By not limiting our focus to the specific monument that needs conservation, but including the built area that surrounds it. We usually make a long-term commitment to the areas where we work and help people renovate their houses, even if they have no particular historical value.
When restoring Baltit Fort in Hunza, Pakistan, for instance, we used the restoration to generate new employment opportunities. Of course the specialized restoration work is carried out by experts, but at the same time we set up vocational training to remedy the lack of good craftsmen, such as carpenters, plumbers and electricians. Once the restoration projects in Hunza were completed, Town Management Societies were charged with defining future strategies and creating local institutions to operate and maintain the restored landmark buildings. The same process is now under way, but on a much larger scale, in places such as Cairo’s historic Darb al-Ahmar quarter, Districts 1 and 7 of Kabul and the Nizamuddin area of Delhi, India.
In Mali, the restoration of the famous Great Mosque in Mopti (see photo) included on-the-job training of craftsmen and apprentices in traditional earth-building techniques and in new restoration methods. Since then the programme has grown to encompass a water supply and sanitation programme. We also helped set up a brick manufacturing facility to produce street paving blocks made of sand and recycled plastic bags. For such efforts we link up with other organizations and sometimes bilateral donors.
My questions relate to the issue of urban poverty. We have built up a reputation in the field of conservation and restoration, and we know our trade. But what often proves much harder to get a grip on is the often desperate situation of people who live in the neighbourhoods where we work. It seems to me that many of the interventions in cities are in fact based on the accumulated wisdom of rural development. But the problems of urban and rural areas hardly compare. We believe that culture can be a catalyst for development also, or especially, in urban areas.
But that clearly is not enough. Urban unemployment will be one of the most pressing problems of this century. Again and again, we find that people want jobs, to feel useful and ‘in the game’. But mostly this is because, unlike in rural areas, everything in the city needs money. Especially for urban migrants, the loss of family and social networks means they have no one to fall back on. All services must be paid for in cash, and in overcrowded slums and neighbourhoods there is no space for growing even basic vegetables.

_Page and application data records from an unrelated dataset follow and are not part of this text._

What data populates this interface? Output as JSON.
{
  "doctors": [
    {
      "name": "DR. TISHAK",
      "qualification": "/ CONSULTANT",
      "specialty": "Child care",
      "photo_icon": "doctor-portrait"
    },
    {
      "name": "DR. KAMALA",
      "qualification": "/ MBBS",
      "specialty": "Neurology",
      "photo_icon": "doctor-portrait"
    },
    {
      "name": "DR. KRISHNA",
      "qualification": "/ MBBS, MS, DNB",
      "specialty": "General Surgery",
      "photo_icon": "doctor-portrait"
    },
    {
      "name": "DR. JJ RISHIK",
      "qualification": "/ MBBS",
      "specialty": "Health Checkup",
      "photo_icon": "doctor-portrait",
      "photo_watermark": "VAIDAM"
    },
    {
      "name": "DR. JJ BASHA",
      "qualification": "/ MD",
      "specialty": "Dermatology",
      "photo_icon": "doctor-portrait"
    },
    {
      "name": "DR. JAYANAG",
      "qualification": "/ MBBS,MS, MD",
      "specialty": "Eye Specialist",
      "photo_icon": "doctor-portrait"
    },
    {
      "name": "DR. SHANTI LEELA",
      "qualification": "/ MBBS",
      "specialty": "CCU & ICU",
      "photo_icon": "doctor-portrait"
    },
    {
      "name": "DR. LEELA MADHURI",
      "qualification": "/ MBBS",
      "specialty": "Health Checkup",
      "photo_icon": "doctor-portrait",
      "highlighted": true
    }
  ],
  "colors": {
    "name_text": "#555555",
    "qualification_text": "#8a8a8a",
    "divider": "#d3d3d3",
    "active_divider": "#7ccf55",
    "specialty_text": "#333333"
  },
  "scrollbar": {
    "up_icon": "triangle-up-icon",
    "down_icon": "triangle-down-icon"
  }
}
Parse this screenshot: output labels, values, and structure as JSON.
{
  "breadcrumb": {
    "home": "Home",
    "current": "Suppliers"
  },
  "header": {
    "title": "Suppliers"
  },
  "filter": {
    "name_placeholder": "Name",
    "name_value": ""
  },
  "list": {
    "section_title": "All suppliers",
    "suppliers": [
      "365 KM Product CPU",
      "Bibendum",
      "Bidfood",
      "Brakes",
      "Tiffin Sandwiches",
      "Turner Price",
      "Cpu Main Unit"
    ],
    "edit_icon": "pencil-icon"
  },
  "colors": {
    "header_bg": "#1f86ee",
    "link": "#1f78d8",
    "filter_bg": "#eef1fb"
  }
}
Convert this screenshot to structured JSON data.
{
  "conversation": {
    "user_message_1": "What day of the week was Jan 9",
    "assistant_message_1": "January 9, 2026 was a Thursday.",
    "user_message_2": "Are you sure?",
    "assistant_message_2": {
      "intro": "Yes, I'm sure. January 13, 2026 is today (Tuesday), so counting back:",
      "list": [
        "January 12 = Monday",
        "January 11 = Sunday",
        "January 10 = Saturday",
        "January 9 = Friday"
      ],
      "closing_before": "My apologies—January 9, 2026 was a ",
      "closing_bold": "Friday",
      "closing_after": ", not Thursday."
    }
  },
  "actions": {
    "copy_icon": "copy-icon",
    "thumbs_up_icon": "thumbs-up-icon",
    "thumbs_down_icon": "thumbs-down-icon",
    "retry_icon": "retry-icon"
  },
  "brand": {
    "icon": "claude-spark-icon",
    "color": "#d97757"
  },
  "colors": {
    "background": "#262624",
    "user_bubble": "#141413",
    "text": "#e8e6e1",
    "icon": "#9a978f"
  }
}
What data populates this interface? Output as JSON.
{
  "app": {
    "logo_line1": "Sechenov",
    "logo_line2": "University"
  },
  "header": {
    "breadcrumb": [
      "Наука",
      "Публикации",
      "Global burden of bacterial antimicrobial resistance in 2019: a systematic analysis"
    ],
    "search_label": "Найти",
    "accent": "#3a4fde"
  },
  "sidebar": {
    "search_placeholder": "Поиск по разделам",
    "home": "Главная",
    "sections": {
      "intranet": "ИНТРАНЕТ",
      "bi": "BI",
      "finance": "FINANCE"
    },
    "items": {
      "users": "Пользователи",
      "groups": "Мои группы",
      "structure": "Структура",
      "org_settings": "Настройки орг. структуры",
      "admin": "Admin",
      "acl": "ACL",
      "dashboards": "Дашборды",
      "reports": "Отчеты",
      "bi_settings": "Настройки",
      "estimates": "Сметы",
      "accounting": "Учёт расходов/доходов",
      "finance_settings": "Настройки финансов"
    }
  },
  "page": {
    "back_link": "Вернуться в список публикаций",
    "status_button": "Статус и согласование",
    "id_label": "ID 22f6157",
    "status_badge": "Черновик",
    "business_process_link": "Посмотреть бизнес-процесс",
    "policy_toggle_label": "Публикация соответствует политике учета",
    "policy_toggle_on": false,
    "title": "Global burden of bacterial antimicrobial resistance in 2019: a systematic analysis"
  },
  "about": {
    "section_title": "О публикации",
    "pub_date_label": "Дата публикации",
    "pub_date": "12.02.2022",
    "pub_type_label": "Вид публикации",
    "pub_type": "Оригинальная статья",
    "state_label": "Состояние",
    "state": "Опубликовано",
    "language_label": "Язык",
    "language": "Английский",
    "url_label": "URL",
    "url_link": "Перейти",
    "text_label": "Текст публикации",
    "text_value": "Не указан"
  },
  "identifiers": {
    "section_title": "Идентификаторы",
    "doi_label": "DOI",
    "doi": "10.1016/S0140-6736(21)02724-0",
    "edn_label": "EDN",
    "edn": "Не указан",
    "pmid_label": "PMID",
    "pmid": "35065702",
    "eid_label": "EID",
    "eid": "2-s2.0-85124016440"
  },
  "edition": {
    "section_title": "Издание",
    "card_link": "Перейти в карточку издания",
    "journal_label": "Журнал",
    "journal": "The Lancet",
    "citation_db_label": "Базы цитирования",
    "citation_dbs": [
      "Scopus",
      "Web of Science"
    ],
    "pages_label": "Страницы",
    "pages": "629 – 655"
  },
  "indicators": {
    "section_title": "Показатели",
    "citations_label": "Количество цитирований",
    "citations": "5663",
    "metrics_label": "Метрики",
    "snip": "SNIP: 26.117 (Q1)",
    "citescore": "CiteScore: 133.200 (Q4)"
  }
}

One question that researchers should tackle is the difference between urban and rural poverty. How do poor people in the city generate an income, and how do they spend it? Such questions have been largely ignored because they are so difficult to answer when dealing with people who operate in the messy and elusive realities of cities in developing countries. But we need answers if we are to get a better understanding of the conditions of urban poverty – and better solutions.
We try to help a little by revitalizing old city areas and making sure that the restored buildings are re-used. We believe that these cultural centres must become an active part of the community, not simply serve as isolated tourist attractions. In Egypt, we managed to get approval from the Supreme Council of Antiquities to establish a medical clinic in a restored Ottoman palace that is located right next to Cairo’s Khayer Bek mosque. We have a vocational training centre in the